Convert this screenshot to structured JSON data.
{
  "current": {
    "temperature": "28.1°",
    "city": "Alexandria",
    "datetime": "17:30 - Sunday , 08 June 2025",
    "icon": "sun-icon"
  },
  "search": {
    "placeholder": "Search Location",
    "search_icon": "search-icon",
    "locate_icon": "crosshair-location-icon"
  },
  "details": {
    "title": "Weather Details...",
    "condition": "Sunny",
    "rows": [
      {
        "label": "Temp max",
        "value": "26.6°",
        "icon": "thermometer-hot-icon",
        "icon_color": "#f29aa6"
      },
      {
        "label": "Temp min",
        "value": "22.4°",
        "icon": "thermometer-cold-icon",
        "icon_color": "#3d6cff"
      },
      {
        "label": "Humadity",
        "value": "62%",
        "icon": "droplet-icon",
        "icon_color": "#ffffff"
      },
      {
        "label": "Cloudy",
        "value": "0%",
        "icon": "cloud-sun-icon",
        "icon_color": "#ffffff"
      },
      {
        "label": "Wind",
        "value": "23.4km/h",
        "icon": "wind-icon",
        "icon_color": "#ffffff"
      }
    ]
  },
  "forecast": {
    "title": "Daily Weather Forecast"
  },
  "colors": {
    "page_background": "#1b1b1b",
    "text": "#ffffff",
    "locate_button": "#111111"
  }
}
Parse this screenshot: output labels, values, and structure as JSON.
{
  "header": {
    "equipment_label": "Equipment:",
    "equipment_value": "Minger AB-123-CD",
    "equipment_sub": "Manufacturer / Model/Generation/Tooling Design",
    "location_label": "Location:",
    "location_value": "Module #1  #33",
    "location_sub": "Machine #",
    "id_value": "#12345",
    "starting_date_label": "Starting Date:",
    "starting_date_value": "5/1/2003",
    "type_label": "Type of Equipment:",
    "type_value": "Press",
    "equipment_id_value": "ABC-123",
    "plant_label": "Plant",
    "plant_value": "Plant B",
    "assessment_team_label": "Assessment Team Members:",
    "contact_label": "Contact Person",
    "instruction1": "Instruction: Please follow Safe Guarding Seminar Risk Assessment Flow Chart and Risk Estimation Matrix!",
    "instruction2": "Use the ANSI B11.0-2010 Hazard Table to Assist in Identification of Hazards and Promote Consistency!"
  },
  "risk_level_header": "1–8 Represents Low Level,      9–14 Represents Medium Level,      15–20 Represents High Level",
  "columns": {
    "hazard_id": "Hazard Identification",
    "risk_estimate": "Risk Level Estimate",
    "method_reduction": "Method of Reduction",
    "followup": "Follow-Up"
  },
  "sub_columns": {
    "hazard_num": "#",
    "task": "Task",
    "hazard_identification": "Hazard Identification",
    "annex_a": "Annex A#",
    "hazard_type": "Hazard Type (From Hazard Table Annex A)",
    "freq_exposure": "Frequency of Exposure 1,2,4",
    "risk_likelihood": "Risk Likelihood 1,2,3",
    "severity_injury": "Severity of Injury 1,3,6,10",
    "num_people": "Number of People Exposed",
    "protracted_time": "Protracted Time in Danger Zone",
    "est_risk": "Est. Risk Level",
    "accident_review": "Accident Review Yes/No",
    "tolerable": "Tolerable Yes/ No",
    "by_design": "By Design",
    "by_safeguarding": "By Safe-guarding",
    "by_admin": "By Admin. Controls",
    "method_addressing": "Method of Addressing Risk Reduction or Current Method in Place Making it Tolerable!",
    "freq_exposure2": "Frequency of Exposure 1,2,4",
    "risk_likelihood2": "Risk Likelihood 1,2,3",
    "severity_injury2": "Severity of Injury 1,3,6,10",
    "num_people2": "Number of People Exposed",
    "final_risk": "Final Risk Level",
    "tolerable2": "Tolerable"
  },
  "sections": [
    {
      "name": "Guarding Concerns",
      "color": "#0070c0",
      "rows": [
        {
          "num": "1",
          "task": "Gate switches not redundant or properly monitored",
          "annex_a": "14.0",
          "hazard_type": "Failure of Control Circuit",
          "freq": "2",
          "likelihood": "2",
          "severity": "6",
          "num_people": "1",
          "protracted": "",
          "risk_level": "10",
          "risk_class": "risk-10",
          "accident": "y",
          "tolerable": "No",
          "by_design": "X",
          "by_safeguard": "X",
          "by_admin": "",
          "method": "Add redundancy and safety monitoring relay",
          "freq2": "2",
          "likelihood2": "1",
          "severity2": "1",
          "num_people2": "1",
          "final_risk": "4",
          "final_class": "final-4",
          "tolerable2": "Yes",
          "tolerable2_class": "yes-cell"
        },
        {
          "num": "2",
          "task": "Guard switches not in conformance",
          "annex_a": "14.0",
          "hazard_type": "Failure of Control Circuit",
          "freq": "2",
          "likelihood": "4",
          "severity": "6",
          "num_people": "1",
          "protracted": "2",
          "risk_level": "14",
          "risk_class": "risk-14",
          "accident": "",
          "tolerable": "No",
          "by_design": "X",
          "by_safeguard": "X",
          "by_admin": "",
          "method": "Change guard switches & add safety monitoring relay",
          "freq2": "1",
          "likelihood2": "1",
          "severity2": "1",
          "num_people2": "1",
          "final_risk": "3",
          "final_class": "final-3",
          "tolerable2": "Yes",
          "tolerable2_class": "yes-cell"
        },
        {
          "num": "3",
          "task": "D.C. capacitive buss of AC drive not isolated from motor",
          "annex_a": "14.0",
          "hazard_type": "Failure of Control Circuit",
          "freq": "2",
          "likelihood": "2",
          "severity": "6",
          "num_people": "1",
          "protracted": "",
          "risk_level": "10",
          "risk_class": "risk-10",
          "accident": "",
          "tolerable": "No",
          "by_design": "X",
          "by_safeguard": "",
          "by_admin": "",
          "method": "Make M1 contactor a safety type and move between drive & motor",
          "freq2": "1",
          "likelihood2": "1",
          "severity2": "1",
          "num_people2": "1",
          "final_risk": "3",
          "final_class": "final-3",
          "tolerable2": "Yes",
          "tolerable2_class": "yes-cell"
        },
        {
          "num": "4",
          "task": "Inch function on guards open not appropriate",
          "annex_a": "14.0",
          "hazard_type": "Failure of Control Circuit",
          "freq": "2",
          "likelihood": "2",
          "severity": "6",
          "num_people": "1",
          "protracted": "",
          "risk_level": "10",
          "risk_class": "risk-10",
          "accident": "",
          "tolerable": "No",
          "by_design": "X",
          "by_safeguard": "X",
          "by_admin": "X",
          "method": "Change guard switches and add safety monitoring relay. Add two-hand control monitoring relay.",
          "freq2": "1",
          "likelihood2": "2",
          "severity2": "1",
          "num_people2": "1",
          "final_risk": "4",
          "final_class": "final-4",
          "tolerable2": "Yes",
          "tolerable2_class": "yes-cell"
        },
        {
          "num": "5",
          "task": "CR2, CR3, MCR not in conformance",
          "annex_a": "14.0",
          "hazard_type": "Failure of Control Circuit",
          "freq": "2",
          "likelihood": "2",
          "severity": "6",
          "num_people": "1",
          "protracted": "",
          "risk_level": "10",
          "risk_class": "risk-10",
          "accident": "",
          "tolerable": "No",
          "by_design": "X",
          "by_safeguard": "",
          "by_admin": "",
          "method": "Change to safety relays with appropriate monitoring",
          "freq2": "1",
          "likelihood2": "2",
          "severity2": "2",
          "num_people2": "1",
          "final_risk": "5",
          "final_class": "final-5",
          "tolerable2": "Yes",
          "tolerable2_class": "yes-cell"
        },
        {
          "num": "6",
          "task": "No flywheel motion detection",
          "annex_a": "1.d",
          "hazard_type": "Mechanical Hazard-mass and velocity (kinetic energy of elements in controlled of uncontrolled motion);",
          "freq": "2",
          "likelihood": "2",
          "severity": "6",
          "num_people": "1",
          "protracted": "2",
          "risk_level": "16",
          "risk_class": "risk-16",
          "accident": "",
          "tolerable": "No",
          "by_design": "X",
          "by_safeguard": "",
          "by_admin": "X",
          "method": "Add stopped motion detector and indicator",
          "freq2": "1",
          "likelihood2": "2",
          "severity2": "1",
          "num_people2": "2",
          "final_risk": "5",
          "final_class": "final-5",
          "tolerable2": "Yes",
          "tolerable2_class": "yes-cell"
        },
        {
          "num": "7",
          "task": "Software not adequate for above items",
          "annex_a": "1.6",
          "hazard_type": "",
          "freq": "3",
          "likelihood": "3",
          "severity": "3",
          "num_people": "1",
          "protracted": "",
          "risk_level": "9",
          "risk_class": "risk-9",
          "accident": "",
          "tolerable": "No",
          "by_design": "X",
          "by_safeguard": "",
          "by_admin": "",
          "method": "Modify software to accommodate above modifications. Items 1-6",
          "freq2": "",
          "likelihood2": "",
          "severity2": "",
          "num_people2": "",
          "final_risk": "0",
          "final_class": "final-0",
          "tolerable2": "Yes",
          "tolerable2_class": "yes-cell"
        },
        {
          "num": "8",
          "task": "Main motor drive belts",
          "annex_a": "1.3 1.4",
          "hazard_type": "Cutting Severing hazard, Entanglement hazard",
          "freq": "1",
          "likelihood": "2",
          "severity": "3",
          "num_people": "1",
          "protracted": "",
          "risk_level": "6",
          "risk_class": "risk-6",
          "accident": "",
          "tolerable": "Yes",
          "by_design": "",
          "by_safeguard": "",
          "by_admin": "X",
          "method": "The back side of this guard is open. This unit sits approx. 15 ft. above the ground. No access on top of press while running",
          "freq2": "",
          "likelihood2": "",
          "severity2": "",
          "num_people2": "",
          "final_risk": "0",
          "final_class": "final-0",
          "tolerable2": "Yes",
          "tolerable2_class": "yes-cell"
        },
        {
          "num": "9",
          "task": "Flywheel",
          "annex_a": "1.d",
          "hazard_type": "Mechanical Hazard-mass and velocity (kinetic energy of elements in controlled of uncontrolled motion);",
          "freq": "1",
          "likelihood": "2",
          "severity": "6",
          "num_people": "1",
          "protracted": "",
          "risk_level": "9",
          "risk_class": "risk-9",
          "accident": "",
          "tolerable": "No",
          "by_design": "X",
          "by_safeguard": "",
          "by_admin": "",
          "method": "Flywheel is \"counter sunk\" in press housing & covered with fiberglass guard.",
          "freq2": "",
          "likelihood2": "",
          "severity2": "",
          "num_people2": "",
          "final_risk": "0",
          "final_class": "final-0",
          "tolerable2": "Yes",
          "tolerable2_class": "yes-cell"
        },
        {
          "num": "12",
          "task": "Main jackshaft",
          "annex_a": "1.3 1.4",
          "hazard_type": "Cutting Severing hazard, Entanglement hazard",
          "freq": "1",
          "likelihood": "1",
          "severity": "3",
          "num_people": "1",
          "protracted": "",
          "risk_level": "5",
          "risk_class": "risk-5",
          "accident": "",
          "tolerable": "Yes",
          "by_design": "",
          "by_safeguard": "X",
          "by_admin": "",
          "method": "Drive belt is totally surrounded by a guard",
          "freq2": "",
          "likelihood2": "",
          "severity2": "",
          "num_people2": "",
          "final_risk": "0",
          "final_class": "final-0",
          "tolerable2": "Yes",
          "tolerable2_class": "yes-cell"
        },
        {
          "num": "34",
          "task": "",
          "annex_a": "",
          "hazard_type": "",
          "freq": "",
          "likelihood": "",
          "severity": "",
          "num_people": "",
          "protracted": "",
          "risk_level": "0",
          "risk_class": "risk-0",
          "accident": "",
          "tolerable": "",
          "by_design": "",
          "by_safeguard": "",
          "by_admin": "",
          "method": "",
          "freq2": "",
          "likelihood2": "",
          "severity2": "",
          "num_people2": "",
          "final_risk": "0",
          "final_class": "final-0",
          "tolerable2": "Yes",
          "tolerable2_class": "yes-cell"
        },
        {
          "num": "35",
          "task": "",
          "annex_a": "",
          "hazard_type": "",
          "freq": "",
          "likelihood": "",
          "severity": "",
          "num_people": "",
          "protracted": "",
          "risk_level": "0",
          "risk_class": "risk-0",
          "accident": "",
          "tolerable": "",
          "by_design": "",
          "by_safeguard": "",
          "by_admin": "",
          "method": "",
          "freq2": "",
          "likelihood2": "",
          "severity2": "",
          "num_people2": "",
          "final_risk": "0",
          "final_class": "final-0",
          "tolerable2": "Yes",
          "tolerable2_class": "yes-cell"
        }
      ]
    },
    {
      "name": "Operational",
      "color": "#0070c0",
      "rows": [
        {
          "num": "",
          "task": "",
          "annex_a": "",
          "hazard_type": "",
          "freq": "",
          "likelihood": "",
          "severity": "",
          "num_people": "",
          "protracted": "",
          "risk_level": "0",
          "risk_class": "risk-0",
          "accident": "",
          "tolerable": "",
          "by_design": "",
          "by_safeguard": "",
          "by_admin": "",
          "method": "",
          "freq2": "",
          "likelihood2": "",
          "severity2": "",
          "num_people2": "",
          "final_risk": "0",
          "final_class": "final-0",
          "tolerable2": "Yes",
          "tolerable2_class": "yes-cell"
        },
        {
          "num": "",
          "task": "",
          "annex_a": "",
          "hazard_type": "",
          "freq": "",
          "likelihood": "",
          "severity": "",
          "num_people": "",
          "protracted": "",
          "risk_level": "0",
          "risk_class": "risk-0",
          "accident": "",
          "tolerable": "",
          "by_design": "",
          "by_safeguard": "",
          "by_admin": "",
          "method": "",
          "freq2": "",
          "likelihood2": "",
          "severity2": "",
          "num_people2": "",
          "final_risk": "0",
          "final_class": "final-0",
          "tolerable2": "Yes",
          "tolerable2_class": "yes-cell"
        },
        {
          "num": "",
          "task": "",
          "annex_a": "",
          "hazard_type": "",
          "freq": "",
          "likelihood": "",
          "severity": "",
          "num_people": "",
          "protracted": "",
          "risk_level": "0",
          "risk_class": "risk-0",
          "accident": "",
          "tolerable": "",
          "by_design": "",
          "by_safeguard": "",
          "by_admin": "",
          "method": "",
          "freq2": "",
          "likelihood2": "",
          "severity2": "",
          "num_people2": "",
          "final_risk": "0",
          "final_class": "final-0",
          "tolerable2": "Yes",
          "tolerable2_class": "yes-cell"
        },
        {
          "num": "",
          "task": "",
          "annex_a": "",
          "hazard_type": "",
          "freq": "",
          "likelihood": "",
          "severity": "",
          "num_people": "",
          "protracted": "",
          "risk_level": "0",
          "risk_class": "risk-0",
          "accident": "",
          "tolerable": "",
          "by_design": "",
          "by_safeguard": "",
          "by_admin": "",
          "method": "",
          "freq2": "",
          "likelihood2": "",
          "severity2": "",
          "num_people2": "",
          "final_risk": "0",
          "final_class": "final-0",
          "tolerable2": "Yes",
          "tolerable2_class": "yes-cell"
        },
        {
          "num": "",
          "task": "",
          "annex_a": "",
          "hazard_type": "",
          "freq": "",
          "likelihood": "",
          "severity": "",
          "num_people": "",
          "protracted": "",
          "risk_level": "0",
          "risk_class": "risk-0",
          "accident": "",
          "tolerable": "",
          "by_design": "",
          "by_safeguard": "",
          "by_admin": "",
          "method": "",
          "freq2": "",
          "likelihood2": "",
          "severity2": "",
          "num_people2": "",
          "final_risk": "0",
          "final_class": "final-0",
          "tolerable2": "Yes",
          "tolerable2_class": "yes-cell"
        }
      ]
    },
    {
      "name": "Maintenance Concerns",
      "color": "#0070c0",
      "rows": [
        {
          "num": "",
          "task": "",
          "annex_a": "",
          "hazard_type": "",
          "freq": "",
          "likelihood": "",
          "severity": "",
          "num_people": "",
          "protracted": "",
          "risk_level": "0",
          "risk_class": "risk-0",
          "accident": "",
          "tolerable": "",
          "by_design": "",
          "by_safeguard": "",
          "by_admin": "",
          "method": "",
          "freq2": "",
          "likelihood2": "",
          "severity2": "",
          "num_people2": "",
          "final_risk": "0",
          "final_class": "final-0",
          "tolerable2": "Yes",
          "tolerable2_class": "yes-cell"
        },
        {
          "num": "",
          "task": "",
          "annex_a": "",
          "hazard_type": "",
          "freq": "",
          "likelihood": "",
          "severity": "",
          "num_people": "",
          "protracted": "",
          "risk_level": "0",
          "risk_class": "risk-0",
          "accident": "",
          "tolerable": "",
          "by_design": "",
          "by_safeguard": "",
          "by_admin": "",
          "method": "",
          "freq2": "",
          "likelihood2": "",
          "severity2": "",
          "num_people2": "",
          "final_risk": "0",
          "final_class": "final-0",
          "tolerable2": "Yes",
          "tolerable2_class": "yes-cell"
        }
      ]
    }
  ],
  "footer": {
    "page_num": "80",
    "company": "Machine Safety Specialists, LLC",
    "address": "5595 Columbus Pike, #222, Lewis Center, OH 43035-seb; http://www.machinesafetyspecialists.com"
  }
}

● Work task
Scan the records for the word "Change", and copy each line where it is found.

● Answer area
          "method": "Change guard switches & add safety monitoring relay",
          "method": "Change guard switches and add safety monitoring relay. Add two-hand control monitoring relay.",
          "method": "Change to safety relays with appropriate monitoring",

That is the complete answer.